President Obama's budget request includes a proposed steep hike in tobacco taxesto help pay for expanded early childhood education programs. As a demographic group to tax, smokers make an easy target. And it's tough to argue that more families shouldn't have access to affordable, high-quality early education options for their children. But the president's proposal to raise the tobacco tax by 94 cents per pack remains a long shot.
I asked Rick Hess, resident scholar and director of education policy studies at theAmerican Enterprise Institute, to lay odds on the tobacco tax hike surviving. "I'd put it at about 5 percent," Hess said. "If it's a question of whether the president will get some kind of smaller tobacco tax boost and pre-K spending increase, I'd put the odds of that - as part of some kind of big bipartisan budget deal - at maybe 15 or 20 percent."

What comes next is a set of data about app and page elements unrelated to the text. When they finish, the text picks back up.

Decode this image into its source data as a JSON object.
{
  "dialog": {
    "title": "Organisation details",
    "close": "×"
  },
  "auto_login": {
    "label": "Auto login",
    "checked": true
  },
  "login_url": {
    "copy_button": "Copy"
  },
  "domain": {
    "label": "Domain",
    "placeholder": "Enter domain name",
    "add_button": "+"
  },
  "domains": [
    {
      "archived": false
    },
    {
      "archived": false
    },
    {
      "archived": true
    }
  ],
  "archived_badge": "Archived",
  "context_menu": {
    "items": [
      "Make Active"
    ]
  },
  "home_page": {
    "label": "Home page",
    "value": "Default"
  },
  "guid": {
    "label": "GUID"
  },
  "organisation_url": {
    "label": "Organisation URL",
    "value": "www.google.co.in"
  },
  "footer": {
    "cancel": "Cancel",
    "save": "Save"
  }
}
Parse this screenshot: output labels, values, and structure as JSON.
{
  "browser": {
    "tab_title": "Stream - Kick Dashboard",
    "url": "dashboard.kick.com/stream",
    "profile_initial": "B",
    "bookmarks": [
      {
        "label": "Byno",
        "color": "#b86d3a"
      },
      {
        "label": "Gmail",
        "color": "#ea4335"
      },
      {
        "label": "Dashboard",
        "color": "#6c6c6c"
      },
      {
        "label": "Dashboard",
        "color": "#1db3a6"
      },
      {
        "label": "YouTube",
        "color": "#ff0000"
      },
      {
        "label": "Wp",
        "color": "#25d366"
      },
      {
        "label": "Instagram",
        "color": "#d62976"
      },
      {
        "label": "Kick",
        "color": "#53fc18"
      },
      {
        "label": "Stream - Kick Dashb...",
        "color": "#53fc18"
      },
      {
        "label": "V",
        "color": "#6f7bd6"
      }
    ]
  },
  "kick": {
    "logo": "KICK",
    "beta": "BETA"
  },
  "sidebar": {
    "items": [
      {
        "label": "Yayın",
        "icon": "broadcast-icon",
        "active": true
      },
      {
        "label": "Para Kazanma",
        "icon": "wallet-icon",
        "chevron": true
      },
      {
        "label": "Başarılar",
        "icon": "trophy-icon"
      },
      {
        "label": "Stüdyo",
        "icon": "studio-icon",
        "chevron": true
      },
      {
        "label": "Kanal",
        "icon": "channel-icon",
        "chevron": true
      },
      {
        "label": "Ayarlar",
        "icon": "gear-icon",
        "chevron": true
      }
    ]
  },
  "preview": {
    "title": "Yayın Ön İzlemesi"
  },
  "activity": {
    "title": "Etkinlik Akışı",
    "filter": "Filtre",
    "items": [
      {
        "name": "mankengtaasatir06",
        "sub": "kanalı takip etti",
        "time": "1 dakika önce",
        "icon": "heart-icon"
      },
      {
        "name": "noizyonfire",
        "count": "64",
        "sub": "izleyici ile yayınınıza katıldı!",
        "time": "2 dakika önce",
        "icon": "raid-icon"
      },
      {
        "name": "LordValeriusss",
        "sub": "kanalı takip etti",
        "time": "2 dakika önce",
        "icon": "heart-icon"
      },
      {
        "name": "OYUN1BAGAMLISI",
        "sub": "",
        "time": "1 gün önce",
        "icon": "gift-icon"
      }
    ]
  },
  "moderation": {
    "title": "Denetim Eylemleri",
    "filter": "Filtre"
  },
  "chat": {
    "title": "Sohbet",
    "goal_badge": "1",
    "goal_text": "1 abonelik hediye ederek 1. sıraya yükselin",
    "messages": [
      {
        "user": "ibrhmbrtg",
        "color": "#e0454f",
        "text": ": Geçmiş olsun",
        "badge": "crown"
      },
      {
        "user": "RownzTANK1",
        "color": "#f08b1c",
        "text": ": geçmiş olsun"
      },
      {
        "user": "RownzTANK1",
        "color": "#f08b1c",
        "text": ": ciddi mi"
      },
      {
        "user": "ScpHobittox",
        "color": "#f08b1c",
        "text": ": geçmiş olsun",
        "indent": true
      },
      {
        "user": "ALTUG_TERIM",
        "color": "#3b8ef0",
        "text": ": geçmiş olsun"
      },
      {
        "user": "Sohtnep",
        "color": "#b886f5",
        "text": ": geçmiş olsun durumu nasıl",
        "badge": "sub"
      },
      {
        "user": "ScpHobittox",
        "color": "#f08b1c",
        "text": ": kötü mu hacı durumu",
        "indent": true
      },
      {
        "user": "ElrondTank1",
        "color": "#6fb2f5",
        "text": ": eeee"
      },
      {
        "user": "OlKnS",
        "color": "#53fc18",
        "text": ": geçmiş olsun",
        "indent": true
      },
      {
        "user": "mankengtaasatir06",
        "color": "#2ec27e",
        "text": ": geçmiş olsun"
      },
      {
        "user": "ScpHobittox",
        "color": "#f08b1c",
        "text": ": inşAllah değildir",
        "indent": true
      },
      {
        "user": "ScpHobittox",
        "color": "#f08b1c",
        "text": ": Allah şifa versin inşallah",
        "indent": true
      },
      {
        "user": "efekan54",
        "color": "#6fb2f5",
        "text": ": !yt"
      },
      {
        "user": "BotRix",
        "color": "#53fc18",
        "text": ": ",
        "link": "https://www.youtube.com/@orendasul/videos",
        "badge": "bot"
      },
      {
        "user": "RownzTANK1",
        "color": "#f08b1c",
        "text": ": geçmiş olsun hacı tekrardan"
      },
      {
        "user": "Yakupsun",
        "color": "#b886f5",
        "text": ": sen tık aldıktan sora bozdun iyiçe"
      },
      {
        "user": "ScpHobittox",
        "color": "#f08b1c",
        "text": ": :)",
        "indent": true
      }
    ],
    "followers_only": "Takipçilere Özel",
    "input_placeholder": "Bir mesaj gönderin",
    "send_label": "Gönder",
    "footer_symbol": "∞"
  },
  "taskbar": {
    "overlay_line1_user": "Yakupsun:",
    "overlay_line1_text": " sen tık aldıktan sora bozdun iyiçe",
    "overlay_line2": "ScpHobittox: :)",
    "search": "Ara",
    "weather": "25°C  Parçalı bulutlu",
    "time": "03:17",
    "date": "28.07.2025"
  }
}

Using tobacco tax revenues to provide programs and services for needy kids isn't a new idea. The federal cigarette tax was raised sharply in 2009 - after a substantial fight by the tobacco industry - and went toward expanded health care coverage for children. Additionally, 14 states currently earmark cigarette tax revenues for education-related spending, and another 11 states add the tobacco-tax money to their general funds, which could include education among other expenditures. (For more on this topic check out the American Lung Association's comprehensive online database of State Legislated Actions on Tobacco Issues.)